http://www.nbi.dk/~jeskj
 

One of the open questions in star formation is how a dense molecular cloud core collapses and forms the first protostar in the cloud and, in particular, how material is accreted onto this star in its earliest stages of evolution. The recent discoveries of a group of Very Low Luminosity Objects (VeLLOs) of protostellar nature, suggest that these early stages may be characterised by an initial phase with very low accretion rates. The first VeLLO was detected by the Spitzer Space Telescope in a core earlier thought to be starless (Young, Jørgensen et al. 2004, ApJS, 154, 396). A VeLLO is defined to be a protostar embedded in a dense core with a luminosity less than 0.1 solar luminosities (Dunham et al. 2008, ApJS, 179, 249). Since the first detections, only a handful of VeLLOs have been studied in detail (e.g., Dunham et al 2010, ApJ, 721, 995).
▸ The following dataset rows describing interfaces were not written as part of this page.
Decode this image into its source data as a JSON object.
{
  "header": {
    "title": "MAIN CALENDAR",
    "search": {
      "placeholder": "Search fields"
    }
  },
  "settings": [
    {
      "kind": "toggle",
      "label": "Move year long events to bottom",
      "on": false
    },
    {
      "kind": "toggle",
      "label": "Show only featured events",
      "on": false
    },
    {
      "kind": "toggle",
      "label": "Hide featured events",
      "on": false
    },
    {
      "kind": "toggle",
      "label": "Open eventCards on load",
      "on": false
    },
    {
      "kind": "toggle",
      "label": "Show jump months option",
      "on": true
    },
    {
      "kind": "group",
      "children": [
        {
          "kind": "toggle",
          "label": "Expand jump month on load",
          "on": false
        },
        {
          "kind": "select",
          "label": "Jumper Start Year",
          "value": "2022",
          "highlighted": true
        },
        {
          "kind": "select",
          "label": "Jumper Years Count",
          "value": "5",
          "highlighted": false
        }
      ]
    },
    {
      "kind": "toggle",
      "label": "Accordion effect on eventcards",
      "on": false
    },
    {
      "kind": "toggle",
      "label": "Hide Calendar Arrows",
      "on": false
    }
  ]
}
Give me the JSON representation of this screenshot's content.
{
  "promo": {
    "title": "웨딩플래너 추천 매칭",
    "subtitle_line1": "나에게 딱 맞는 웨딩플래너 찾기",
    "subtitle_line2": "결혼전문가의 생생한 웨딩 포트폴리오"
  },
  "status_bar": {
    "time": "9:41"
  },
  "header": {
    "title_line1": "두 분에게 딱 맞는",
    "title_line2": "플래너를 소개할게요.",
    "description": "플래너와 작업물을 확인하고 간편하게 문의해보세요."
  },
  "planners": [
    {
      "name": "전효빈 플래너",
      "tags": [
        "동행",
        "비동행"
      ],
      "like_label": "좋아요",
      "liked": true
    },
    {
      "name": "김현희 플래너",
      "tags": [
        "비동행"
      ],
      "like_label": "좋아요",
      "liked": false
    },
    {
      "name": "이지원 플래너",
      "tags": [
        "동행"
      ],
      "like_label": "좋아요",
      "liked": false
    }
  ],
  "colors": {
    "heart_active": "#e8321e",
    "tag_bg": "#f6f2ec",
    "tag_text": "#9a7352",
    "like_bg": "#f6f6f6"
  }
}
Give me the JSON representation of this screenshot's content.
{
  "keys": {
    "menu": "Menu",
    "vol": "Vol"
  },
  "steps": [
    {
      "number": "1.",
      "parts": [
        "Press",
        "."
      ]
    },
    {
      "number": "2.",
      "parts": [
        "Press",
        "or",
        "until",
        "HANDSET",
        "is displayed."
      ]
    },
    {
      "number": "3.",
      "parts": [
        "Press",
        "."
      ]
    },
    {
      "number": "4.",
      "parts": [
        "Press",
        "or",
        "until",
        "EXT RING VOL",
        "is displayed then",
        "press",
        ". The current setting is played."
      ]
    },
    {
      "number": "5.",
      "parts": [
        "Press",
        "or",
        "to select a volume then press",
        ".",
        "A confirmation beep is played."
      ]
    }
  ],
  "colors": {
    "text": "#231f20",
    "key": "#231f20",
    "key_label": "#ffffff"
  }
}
In this project we will use multi-wavelength continuum and spectral line observations to study one of these VeLLOs in detail. In the project the student will use submillimeter images from the APEX telescope to study the physical structure including its luminosity, and other physical properties, like the core mass and the density distribution. The project will also include reductions and analysis of CO map data of the region, to study the outflow of molecular gas from the forming star, thus giving the possibility to obtain a lower limit of the age of the object. Depending on the interests of the student, this project can also include component of more detailed modeling of the source using detailed dust radiative transfer - or possible follow-up observations at APEX or similar.

The physical structure of a very low-luminosity protostar

Keywords: APEX submm observations; dust radiative transfer modeling